- EXERCISE OBJECTIVE -
A single number is the required answer: the count of lines in the listing below that hold the string "Dokumente".
(RECORDED INFORMATION Opens)
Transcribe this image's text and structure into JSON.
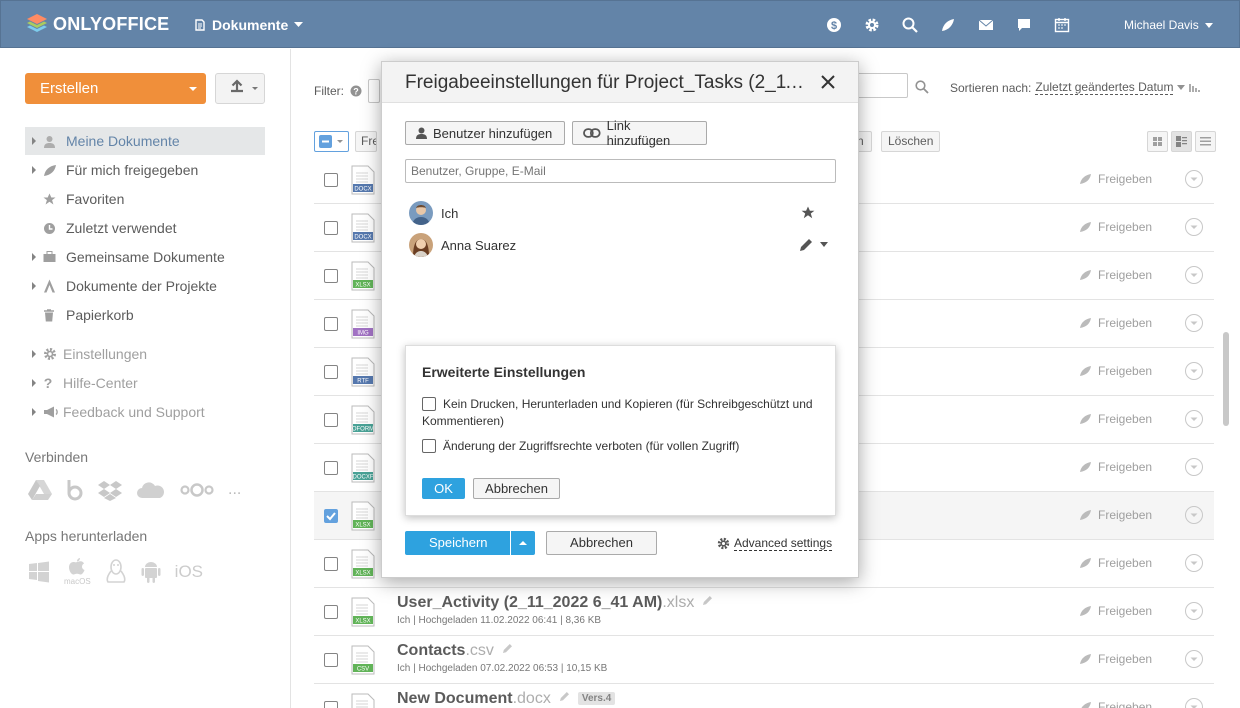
{
  "header": {
    "logo_text": "ONLYOFFICE",
    "module": "Dokumente",
    "user": "Michael Davis",
    "icons": [
      "dollar-icon",
      "gear-icon",
      "search-icon",
      "feed-icon",
      "mail-icon",
      "chat-icon",
      "calendar-icon"
    ],
    "bg_color": "#3d6693"
  },
  "sidebar": {
    "create_label": "Erstellen",
    "items": [
      {
        "label": "Meine Dokumente",
        "icon": "user-icon",
        "active": true
      },
      {
        "label": "Für mich freigegeben",
        "icon": "share-icon"
      },
      {
        "label": "Favoriten",
        "icon": "star-icon"
      },
      {
        "label": "Zuletzt verwendet",
        "icon": "clock-icon"
      },
      {
        "label": "Gemeinsame Dokumente",
        "icon": "briefcase-icon"
      },
      {
        "label": "Dokumente der Projekte",
        "icon": "projects-icon"
      },
      {
        "label": "Papierkorb",
        "icon": "trash-icon"
      }
    ],
    "extra": [
      {
        "label": "Einstellungen",
        "icon": "gear-icon"
      },
      {
        "label": "Hilfe-Center",
        "icon": "question-icon"
      },
      {
        "label": "Feedback und Support",
        "icon": "megaphone-icon"
      }
    ],
    "connect_title": "Verbinden",
    "connect_more": "...",
    "apps_title": "Apps herunterladen",
    "apps": {
      "macos": "macOS",
      "ios": "iOS"
    }
  },
  "main": {
    "filter_label": "Filter:",
    "sort_label": "Sortieren nach:",
    "sort_value": "Zuletzt geändertes Datum",
    "toolbar": {
      "share_partial": "Fre",
      "n_partial": "n",
      "delete": "Löschen"
    },
    "share_label": "Freigeben",
    "files": [
      {
        "icon": "DOCX",
        "color": "#2b579a"
      },
      {
        "icon": "DOCX",
        "color": "#2b579a"
      },
      {
        "icon": "XLSX",
        "color": "#3aa02f"
      },
      {
        "icon": "IMG",
        "color": "#8a4fb5"
      },
      {
        "icon": "RTF",
        "color": "#2b579a"
      },
      {
        "icon": "OFORM",
        "color": "#1c8b7c"
      },
      {
        "icon": "DOCXF",
        "color": "#1c8b7c"
      },
      {
        "icon": "XLSX",
        "color": "#3aa02f",
        "selected": true
      },
      {
        "icon": "XLSX",
        "color": "#3aa02f"
      },
      {
        "icon": "XLSX",
        "color": "#3aa02f",
        "name": "User_Activity (2_11_2022 6_41 AM)",
        "ext": ".xlsx",
        "meta": "Ich | Hochgeladen 11.02.2022 06:41 | 8,36 KB"
      },
      {
        "icon": "CSV",
        "color": "#3aa02f",
        "name": "Contacts",
        "ext": ".csv",
        "meta": "Ich | Hochgeladen 07.02.2022 06:53 | 10,15 KB"
      },
      {
        "icon": "DOCX",
        "color": "#2b579a",
        "name": "New Document",
        "ext": ".docx",
        "version": "Vers.4"
      }
    ]
  },
  "dialog": {
    "title": "Freigabeeinstellungen für Project_Tasks (2_11_...",
    "add_user": "Benutzer hinzufügen",
    "add_link": "Link hinzufügen",
    "search_placeholder": "Benutzer, Gruppe, E-Mail",
    "people": [
      {
        "name": "Ich",
        "role_icon": "star-icon"
      },
      {
        "name": "Anna Suarez",
        "role_icon": "pencil-icon"
      }
    ],
    "advanced": {
      "title": "Erweiterte Einstellungen",
      "opt1": "Kein Drucken, Herunterladen und Kopieren (für Schreibgeschützt und Kommentieren)",
      "opt2": "Änderung der Zugriffsrechte verboten (für vollen Zugriff)",
      "ok": "OK",
      "cancel": "Abbrechen"
    },
    "save": "Speichern",
    "cancel": "Abbrechen",
    "advanced_settings": "Advanced settings"
  }
}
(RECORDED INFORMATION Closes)
- WRITTEN SOLUTION -
4